BILLY WRIGHT sprinkled glamour on to a nation desperate to throw off post-war austerity. He married a Beverley Sister, the Spice Girls of his generation, and played at Wolverhampton Wanderers, where they made the first great experiment in European football, under floodlights.
BOBBY MOORE represented the cool of the sixties. As happy mixing with movie stars as the general public, Moore was a man of the people, an East End lad made good. The image of him walking from the players’ exit at Upton Park and tossing a set of keys to a group of boys to unlock his Jaguar sums up his approach to life.
Long after he had retired, BOBBY CHARLTON was the single English name most recognised abroad and remains the top scorer for his country. He is still regarded as the finest player ever to pull on an England shirt and was pivotal to Alf Ramsey's plans for success in '66.
PETER SHILTON kept goal in two of English football’s pivotal moments, the defeat by Poland in 1973 and the World Cup semi-final with West Germany 17 years later. He summed up a generation of footballers who liked a pint and a bet but who would give everything for a shirt with Three Lions on it. He is regarded as perhaps England's greatest 'keeper.
DAVID BECKHAM represents the present celebrity age, completing the circle from the Billy Wright era. But it emphasised how the game had changed. Footballers never earned big money in Wright’s era thanks to the maximum wage, whereas the multi millions put Beckham into a financial class of his own.
The Fab Five could soon to be expanded to eight as Ashley Cole, Steven Gerrard and Frank Lampard approach their respective tons. Harry Harris tells the tale of each of the England centurions and with it the era he played in from the 1950s and England's emergence from post-war gloom, through the glory of '66 to the present day trials and tribulations of a national team seemingly never far from controversy.
ABOUT THE AUTHOR
Harry Harris has won a total of 14 journalism awards. A regular analyst on football related matters on all major TV news and sports channels, he has appeared on Richard & Judy, Newsnight, BBC News, ITN News at Ten, Sky and Setanta. He is also a regular on Radio 5 Live, Radio 4, and TalkSport. He has been interviewed on Football Focus and appeared on the original Hold The Back Page and Jimmy Hill's Sunday Supplement on Sky.

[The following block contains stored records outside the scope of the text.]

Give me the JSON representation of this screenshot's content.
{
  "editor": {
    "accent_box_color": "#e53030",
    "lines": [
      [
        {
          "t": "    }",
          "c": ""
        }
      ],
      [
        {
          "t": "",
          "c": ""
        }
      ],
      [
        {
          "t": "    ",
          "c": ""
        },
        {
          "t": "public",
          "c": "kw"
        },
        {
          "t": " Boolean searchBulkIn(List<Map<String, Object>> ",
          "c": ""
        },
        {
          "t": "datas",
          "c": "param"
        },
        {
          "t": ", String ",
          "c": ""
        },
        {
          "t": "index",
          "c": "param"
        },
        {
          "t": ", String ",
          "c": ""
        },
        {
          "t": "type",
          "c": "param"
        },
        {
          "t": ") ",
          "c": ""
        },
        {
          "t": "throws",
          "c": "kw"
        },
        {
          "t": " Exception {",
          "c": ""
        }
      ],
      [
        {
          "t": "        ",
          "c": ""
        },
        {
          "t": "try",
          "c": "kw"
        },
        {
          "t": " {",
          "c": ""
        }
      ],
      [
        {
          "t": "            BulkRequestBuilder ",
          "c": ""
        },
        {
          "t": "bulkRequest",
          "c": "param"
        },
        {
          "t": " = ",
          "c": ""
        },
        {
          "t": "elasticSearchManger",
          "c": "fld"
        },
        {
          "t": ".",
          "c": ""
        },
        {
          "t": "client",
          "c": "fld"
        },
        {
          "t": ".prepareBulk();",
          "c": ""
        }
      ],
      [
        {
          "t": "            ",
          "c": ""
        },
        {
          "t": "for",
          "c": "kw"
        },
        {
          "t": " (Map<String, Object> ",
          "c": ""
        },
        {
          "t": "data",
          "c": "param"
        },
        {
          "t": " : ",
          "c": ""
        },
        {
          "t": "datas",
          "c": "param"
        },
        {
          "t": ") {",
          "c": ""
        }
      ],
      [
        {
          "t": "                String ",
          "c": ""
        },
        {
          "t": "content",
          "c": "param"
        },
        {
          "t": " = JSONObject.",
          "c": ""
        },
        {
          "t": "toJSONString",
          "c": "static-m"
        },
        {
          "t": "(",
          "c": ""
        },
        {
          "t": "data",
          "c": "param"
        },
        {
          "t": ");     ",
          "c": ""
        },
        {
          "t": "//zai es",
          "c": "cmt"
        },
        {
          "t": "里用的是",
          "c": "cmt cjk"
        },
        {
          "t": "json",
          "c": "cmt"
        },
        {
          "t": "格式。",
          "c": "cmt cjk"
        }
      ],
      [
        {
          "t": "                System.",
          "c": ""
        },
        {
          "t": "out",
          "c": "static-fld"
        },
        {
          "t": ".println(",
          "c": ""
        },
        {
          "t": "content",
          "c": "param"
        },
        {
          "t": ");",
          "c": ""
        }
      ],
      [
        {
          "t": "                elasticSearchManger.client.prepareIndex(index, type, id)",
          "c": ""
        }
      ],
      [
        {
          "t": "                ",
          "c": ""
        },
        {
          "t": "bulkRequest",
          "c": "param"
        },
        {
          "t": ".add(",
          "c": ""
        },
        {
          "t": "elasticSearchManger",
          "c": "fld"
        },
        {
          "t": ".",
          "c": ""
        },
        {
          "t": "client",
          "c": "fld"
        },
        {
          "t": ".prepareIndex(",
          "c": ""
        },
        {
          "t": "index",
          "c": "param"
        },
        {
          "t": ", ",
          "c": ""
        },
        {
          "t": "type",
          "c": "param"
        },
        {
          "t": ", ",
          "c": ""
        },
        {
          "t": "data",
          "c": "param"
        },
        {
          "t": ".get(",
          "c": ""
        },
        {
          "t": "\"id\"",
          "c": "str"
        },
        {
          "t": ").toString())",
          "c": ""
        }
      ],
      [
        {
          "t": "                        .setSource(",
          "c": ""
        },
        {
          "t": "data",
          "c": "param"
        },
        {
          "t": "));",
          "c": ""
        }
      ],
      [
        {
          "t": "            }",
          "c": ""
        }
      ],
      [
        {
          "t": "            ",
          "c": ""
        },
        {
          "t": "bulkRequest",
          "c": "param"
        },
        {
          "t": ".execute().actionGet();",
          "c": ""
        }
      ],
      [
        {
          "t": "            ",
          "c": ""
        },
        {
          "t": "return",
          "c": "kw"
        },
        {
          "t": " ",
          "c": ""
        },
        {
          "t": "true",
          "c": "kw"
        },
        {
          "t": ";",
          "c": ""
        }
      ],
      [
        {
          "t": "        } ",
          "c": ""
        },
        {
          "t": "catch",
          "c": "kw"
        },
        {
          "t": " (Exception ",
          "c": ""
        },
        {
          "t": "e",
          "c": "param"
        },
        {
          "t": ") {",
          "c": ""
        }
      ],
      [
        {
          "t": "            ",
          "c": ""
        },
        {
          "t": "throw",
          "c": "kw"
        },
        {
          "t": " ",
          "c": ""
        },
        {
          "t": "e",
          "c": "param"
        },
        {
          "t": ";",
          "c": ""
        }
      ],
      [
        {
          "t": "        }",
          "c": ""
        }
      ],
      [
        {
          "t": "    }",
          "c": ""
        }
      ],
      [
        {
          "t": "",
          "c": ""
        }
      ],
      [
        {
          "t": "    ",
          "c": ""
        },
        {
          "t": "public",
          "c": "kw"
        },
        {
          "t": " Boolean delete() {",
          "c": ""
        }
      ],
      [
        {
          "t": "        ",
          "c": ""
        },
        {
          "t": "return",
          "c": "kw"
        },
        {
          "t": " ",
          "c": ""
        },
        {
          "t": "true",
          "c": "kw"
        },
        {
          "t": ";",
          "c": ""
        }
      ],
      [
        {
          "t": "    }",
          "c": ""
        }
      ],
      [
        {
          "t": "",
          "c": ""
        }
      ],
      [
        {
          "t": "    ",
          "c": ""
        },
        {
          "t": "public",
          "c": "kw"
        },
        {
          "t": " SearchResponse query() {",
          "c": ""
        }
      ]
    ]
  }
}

Arguably the most prolific writer of best selling football books of his generation, Harry has penned 66 titles including the acclaimed best seller Pele - His Life and Times and George Best’s last book, ‘Hard Tackles and Dirty Baths’.
Harry has written one of the most influential football columns in the country for three decades and is regarded as one of the best investigative journalists and perhaps the best news gather of his generation. He has worked for the Daily Mail, Daily Mirror, Daily Express, Daily Star and Sunday Express and has nearly 30 years experience as the country’s number one football writer. Harry is now Football Correspondent for ESPN Soccernet.